The following table shows the 20 major UK towns and cities ranked in order of the biggest increase in percentage of properties currently being advertised that have been reduced in price, compared to February 2017:

Town/City Region Listings – Feb 17     per cent of listings reduced in price – Feb 17 (A) Listings – Aug 17     per cent of listings reduced in price – Aug 17 (B)  per cent Increase between (B) and (A)
Reading South East 377 22.8 per cent 562 44.0 per cent 21.2 per cent
Basingstoke South 324 19.1 per cent 494 35.6 per cent 16.5 per cent
Basildon East 420 26.7 per cent 517 41.0 per cent 14.3 per cent
Chelmsford East 229 21.4 per cent 346 34.4 per cent 13.0 per cent
Woking South East 307 31.6 per cent 435 43.2 per cent 11.6 per cent
Winchester South 90 25.6 per cent 154 36.4 per cent 10.8 per cent
High Wycombe South East 390 22.8 per cent 462 33.6 per cent 10.8 per cent
Watford East 405 31.4 per cent 545 42.0 per cent 10.6 per cent
Luton South East 500 21.4 per cent 744 31.9 per cent 10.5 per cent
Northampton East Mid 644 23.9 per cent 761 33.8 per cent 9.9 per cent
Portsmouth South 399 27.0 per cent 502 36.8 per cent 9.8 per cent
Brighton South East 578 32.5 per cent 777 42.2 per cent 9.7 per cent
Chester North West 366 25.1 per cent 417 34.3 per cent 9.2 per cent
Shrewsbury West Mid 112 29.5 per cent 112 38.4 per cent 8.9 per cent
Hereford West Mid 160 26.9 per cent 174 35.1 per cent 8.2 per cent
Slough South East 507 23.6 per cent 794 31.7 per cent 8.1 per cent
Cambridge East 266 20.0 per cent 311 28.0 per cent 8.0 per cent
Wigan North West 494 37.5 per cent 497 45.5 per cent 8.0 per cent
Salisbury South West 102 30.4 per cent 112 38.3 per cent 7.9 per cent
Maidstone South East 426 32.2 per cent 460 40.0 per cent 7.8 per cent

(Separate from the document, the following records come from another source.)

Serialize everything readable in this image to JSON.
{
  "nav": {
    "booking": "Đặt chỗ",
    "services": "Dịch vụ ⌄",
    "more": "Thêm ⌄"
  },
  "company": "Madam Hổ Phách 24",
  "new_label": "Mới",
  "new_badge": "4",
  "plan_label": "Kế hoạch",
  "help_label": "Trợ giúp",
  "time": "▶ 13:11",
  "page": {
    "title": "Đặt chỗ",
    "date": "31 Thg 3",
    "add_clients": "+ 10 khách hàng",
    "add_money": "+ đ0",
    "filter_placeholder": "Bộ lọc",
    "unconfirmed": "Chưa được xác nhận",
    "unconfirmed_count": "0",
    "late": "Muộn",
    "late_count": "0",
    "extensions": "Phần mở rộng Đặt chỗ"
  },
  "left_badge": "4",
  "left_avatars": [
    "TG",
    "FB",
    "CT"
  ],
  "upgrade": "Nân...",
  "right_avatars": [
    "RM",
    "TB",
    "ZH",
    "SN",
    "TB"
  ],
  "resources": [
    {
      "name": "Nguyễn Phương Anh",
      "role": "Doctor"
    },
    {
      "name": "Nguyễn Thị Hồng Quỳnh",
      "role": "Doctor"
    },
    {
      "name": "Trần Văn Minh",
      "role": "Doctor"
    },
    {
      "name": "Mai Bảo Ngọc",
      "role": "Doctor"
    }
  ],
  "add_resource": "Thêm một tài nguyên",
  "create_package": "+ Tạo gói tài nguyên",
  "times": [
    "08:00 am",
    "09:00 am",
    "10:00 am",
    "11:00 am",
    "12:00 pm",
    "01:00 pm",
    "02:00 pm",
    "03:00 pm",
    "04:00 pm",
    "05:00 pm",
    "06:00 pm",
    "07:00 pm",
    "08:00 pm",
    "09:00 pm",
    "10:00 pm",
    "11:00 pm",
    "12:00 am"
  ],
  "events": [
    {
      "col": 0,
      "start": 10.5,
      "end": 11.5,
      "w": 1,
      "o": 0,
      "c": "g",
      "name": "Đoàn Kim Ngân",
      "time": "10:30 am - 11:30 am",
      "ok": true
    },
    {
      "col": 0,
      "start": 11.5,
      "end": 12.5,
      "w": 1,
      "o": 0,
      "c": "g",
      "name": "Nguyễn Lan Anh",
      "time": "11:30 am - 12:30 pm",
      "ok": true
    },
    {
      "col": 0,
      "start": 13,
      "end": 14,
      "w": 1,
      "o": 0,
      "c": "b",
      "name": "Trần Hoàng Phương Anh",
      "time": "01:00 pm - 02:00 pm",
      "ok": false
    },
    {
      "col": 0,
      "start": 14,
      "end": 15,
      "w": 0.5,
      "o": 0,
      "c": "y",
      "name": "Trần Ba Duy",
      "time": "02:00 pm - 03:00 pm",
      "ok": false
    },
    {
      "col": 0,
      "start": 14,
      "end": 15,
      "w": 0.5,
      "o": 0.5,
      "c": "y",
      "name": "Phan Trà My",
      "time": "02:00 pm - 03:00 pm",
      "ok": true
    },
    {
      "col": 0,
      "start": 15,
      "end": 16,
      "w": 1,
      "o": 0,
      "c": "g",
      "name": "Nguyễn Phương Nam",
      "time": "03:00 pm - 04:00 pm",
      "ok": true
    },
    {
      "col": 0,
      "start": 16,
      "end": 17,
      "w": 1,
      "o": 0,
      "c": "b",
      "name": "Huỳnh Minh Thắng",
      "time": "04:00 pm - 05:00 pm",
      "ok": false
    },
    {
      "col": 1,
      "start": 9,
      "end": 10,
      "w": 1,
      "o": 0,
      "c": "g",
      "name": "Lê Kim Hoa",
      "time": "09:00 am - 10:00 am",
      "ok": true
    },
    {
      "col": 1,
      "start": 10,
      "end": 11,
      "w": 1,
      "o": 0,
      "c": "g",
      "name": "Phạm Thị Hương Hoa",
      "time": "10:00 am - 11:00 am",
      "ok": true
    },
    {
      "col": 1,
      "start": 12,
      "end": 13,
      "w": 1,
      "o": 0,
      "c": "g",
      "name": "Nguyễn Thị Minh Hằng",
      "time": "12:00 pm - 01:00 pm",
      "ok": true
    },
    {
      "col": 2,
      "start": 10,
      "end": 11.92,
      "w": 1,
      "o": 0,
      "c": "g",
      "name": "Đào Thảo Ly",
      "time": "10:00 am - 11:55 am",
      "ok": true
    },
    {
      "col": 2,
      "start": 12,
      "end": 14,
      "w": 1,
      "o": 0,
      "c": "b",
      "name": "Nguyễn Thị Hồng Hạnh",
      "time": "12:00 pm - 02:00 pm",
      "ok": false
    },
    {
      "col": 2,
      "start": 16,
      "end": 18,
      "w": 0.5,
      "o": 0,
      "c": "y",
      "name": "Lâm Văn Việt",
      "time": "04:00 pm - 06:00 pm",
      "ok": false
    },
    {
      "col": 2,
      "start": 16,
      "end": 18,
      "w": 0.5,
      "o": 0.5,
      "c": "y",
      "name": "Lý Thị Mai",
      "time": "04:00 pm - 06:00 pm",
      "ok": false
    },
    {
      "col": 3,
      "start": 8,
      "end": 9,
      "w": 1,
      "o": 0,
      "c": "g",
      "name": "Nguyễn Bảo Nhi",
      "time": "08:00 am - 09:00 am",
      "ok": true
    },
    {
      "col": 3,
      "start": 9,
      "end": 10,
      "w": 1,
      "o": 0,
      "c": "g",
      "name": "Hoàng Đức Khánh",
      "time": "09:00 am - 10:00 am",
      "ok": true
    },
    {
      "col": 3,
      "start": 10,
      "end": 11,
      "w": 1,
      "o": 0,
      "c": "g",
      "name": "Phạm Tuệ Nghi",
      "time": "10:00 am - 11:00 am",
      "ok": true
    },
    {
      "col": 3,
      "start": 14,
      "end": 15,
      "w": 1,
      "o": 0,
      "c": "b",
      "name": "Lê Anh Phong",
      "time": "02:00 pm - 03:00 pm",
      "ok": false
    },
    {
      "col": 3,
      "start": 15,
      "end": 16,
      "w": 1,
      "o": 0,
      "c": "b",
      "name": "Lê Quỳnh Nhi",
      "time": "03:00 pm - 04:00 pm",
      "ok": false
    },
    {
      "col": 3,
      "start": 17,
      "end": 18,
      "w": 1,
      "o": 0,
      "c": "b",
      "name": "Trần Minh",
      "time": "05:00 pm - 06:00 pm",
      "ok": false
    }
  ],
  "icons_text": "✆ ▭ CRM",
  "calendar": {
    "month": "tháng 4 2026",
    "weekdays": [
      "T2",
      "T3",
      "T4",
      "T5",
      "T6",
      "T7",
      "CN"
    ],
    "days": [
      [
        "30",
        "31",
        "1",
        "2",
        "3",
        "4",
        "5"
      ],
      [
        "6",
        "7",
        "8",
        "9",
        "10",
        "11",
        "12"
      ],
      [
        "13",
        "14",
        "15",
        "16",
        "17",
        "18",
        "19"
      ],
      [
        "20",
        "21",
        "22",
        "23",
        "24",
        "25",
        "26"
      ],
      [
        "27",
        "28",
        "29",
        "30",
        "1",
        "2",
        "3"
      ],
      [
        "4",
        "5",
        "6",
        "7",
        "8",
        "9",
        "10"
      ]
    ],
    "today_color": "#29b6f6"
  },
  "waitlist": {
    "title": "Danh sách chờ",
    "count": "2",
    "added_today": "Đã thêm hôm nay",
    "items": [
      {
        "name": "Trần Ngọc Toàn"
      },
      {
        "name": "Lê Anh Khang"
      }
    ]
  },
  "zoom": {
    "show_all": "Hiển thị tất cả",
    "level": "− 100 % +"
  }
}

August 2017

Looking at August 2017 figures in isolation, more than a third of properties (33.5 per cent) currently for sale in over 100 of the UK’s major towns and cities have had a price reduction since estate agents first marketed them. In central London, more than a third (35.0 per cent) of properties have been dropped in price. 

Across the
country, 18 of the towns or cities analysed by HouseSimple, are members of the 40 per cent club – where 40 per cent or more of properties currently for sale have been reduced in price. This compares to just eight towns or cities back in February. In Darlington, almost half the properties (47.0 per cent) currently being marketed have been dropped in price to secure a sale. In Wigan, 45.5 per cent of properties have had a price reduction. 

This compares with Salford and Edinburgh, where just 11.3 per cent and 11.7 per cent of properties have been cut in price. Both areas have seen the percentage of properties reduced in price fall in August 2017 compared to February 2017. 

London, Manchester and Birmingham

Of the three largest cities in the UK, London (35.0 per cent) has the highest percentage of price reductions on current stock. This compares with 27.5 per cent in Birmingham and only 16.6 per cent in Manchester. This suggests that estate agents in the capital are finding it hard to secure a sale, due to inflated prices, and sellers are having to drop asking prices to attract buyers. 

Alex Gosling, CEO of online estate agents HouseSimple.com said: “The London commuter belt has seen a property price boom over the past decade, as Londoners priced out of the capital’s property market have moved further out to take advantage of cheaper stock and excellent local amenities including highly rated state schools. 

“As a result, the gap between property prices in many of the commuter towns and prices in central London has narrowed. Anyone looking in some of the most popular commuter towns, 30 minutes from London, may now find that properties aren’t any more affordable. That is putting pressure on local property markets, as buyers may be starting to look further afield for value for money. 

“For anyone selling a property, have the lowest price you’re willing to take in the back of your mind, and be prepared to negotiate if a strong buyer – someone with finance in place who can move quickly to exchange – makes an offer. Sometimes holding out for an offer that might be a few thousand pounds more, could result in your property sitting on the market for months.”